How to Grow in Pots
If you are going to grow plants in pots there should always be at least 3 inches of drainage. For the pots, it is best to plant the ball of earth turned out whole, and rub a little off the surface, then fill your pot high enough with compost, and place the ball so that the collar of the pant, just above the ball, will sit within half an inch of the edge of the garden planter. Place soil around the edges, and perss it down between the plant and the sides of the container. Fill the container with soil up to the collar of the plant and the edge of the pot.
You should place your pots in a sheltered location, and keep them watered as needed which depend upon the particular season. Each pot should have a stake in the center, to allow the plants to be closely tied to as the grow upwards. As the beds begin to show, you should remove all but three, creating better flowers. Make sure not more than one blooming shoot is left on each plant.

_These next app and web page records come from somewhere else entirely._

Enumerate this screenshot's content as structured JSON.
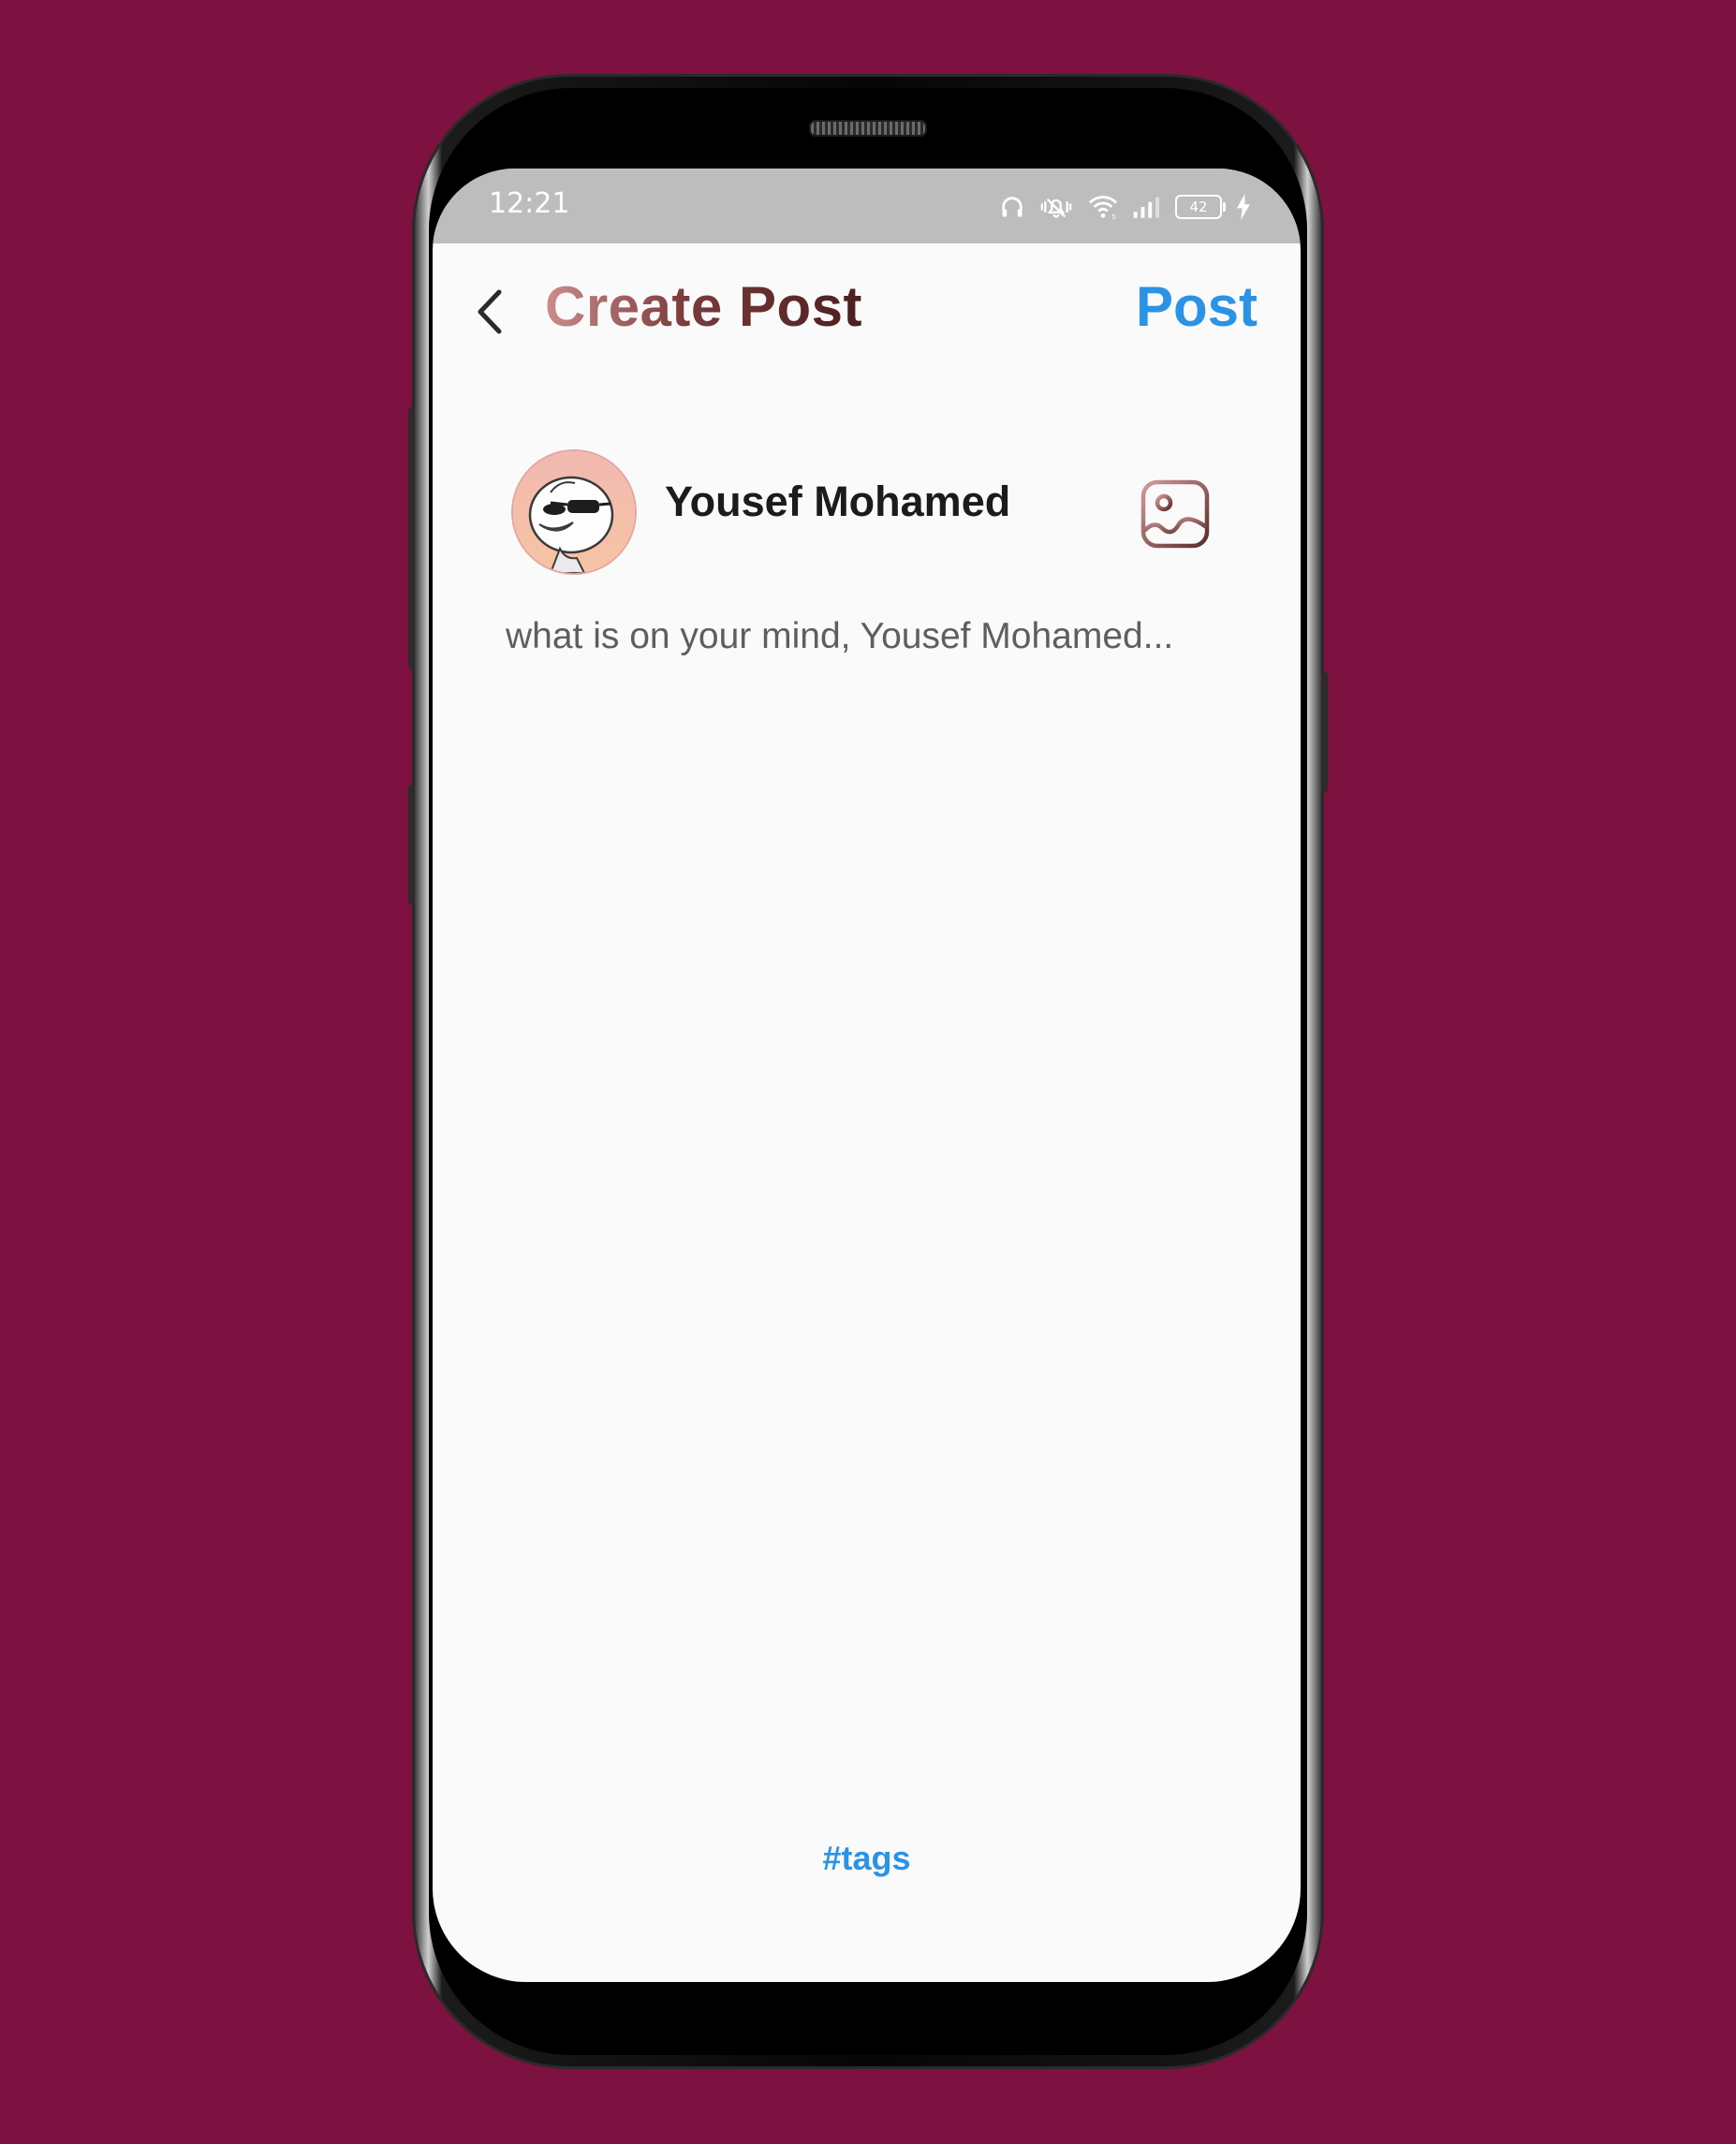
{
  "status_bar": {
    "time": "12:21",
    "battery_level": "42",
    "icons": [
      "headphones-icon",
      "vibrate-mute-icon",
      "wifi-icon",
      "signal-icon",
      "battery-icon",
      "charging-icon"
    ]
  },
  "header": {
    "title": "Create Post",
    "post_label": "Post"
  },
  "composer": {
    "user_name": "Yousef Mohamed",
    "placeholder": "what is on your mind, Yousef Mohamed...",
    "value": ""
  },
  "footer": {
    "tags_label": "#tags"
  },
  "colors": {
    "background": "#7d1140",
    "accent": "#2b93e6",
    "title_gradient_start": "#cc8c8c",
    "title_gradient_end": "#4a1f1f",
    "status_bar": "#bdbdbd"
  }
}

When the buds have swollen and are about it burst you should tie bass matting around the middle, and carefully open the calyx down to the tie, at each division, so the flower can open all around alike. If you do not, it is difficult for the flower to form an even flower, normally bursting on one side.
As the petals develop, they will need to be shaded from the sun and rain. Planting in pots is not a common practice in this country, and is usually done for exhibition reason. And it is for this reason that we are giving such specific details.
The most common forms of flower cultivation is in beds and borders. Cultivation in pots brings more troubles and takes more time. Flowers will thrive well in beds of good garden loam, as long s they are drained properly. Too much water can soak the plant and cause it to die prematurely.
The soil needs to be trenched to a depth of eighteen inches during the fall. As you trench you should fertilize the soil with leaf mould and cow manure. If your soil is heavy you can add refuse of charcoal, lime rubbish or sand. Leave the surface rough, so that the winter frosts will act on it.
When Spring comes back, the beds will again need to be spaded to the depth of one foot, raked smooth, and at this points your plants can be moved from the pots, leaving the entire ball intact, and planted two feet apart each way. The after treatment will be the same as that for potted plants.